Hemingway, a local restaurant owned by Pedro Vaz Moura, stands right on the marina with a wood-floored semi-enclosed terrace bordered by potted flowers. Vaz Moura, one of the eatery’s mixologists, offers an impressive nine-page drink menu that includes 29 gin and vodka cocktails and 14 mojitos. Chef Bruno Soares Povoas matches Moura’s imaginative drinks with his own inventive dishes. The menu includes dark chocolate-covered foie gras lollipops, a Thai diptych of seafood ceviche with scallops tartare and crispy prawns on a bed of corn and coconut, plus tender Portuguese veal with mushrooms. As for dessert, it is simply too hard to resist Bruno’s Boat of Discovery, a sinful concoction of chocolate, coffee, cinnamon and almond.

lisbonPhoto Credit: Restaurante Romaria de Baco

Nestled amid rolling hills and a 20-minute drive from Cascais, is Sintra, a beguiling town of narrow streets filled with palaces, castles, monasteries and monuments that have earned it several UNESCO World Heritage designations. Among them are Sintra National Palace, a mix of Gothic, Manueline and Moorish architecture; the Moorish Castle, notable for its unique setting, perched high on an outpost of the Sintra-Cascais Natural Park; and the Queluz National Palace, one of Europe’s last major examples of Rococo architecture. Nearby, the Museum of Modern Art features a collection of 20th century European and American works housed in a restored 1920s building.

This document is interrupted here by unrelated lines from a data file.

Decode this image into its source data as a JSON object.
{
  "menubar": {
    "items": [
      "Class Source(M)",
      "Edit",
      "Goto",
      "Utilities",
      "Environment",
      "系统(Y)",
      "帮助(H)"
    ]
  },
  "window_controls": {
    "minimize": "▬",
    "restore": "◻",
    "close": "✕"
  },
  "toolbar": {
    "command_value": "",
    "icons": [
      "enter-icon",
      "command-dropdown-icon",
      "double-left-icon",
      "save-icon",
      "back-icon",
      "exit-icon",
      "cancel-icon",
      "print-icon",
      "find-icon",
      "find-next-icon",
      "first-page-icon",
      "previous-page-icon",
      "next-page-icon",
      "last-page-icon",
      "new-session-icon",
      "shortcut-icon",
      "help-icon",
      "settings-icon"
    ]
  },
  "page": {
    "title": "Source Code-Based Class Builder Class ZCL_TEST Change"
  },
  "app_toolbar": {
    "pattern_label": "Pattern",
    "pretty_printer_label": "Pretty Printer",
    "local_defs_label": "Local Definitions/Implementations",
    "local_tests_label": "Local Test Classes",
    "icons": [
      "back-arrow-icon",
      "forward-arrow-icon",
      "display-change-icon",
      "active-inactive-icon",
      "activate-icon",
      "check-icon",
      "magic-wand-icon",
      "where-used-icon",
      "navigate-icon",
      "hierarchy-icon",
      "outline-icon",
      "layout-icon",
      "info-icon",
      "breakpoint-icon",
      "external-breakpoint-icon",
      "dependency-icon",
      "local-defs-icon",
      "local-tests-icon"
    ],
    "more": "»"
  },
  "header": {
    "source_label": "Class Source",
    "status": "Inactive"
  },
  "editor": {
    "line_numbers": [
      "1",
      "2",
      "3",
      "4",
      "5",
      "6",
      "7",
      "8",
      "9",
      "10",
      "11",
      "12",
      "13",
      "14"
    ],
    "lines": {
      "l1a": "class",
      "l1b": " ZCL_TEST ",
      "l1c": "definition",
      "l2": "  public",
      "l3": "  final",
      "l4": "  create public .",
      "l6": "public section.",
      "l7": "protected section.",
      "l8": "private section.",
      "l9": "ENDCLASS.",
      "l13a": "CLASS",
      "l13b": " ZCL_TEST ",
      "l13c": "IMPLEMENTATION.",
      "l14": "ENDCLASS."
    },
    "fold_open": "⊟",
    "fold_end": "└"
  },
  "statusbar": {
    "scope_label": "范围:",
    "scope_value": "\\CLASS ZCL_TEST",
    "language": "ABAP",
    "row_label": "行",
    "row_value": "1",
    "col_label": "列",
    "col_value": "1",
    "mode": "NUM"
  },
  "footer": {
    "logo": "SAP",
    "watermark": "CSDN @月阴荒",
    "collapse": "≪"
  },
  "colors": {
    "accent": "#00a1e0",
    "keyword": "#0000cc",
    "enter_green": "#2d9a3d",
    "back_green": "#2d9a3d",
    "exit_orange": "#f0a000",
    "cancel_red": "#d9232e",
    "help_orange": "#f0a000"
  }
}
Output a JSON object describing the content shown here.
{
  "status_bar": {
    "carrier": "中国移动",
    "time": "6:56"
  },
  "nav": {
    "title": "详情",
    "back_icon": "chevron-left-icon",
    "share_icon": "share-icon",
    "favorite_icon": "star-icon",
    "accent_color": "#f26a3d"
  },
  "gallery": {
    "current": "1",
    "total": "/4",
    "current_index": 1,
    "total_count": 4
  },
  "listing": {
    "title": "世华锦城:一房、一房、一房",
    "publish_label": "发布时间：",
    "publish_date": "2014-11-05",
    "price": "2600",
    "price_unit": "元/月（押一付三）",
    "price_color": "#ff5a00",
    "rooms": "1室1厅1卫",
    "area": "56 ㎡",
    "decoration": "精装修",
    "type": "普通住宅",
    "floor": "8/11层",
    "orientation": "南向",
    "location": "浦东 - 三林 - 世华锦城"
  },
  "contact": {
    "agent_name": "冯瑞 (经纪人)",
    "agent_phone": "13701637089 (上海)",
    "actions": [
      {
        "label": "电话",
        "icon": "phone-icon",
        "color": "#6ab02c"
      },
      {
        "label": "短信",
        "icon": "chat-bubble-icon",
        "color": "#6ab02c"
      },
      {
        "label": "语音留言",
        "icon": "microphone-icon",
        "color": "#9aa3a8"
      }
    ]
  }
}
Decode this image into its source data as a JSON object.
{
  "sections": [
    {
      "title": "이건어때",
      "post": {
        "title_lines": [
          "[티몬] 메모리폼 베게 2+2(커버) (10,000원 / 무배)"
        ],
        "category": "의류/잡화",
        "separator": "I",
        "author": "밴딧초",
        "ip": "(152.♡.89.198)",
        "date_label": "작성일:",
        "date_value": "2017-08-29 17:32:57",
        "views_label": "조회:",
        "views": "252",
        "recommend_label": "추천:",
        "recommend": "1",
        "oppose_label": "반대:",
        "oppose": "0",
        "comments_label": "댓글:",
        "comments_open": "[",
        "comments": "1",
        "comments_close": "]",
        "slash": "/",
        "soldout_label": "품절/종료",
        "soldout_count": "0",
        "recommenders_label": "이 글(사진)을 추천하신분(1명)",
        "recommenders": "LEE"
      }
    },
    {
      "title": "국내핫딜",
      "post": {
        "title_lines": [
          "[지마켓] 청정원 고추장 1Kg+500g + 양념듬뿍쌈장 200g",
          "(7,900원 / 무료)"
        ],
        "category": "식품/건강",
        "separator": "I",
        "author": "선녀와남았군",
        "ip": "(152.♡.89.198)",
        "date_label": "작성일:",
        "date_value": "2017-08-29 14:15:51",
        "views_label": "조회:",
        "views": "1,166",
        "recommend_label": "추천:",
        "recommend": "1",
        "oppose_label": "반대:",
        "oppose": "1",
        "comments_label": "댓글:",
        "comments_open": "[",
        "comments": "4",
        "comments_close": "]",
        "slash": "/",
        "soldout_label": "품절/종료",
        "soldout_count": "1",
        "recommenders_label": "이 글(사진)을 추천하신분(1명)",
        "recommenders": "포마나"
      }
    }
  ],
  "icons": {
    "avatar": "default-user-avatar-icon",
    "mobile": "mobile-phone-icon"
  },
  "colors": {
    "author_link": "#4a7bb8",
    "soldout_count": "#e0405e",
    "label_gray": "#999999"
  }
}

For convenient dining, try Romaria de Baco. Opened four years ago, this restaurant close to the tourist office, is the tale of two Pedros: the owner, Pedro Miranda an electric engineer and his head chef, Pedro Castro. Using his construction skills, the former renovated the one-room space, creating an intimate ambience with low lighting, terracotta floor, wooden tables, pinewood ceiling and a semi-open kitchen. The latter creates dishes with a distinct Azores influence (the place he was born). Be sure to sample several tapas such as tempura prawns, cuttlefish and homemade pies oozing game sausage and stewed octopus.

lisbonPhoto Credit: Columbia Hillen
When to Go

The best time to visit Portugal is from either March to May or September to October. During these months, the weather is warm and there are fewer crowds vying to get into attractions. From archaeology to fashion and Fado, as well as innovative cuisine and historic castles, Lisbon is one of the most exciting destinations to visit.

Rate this Story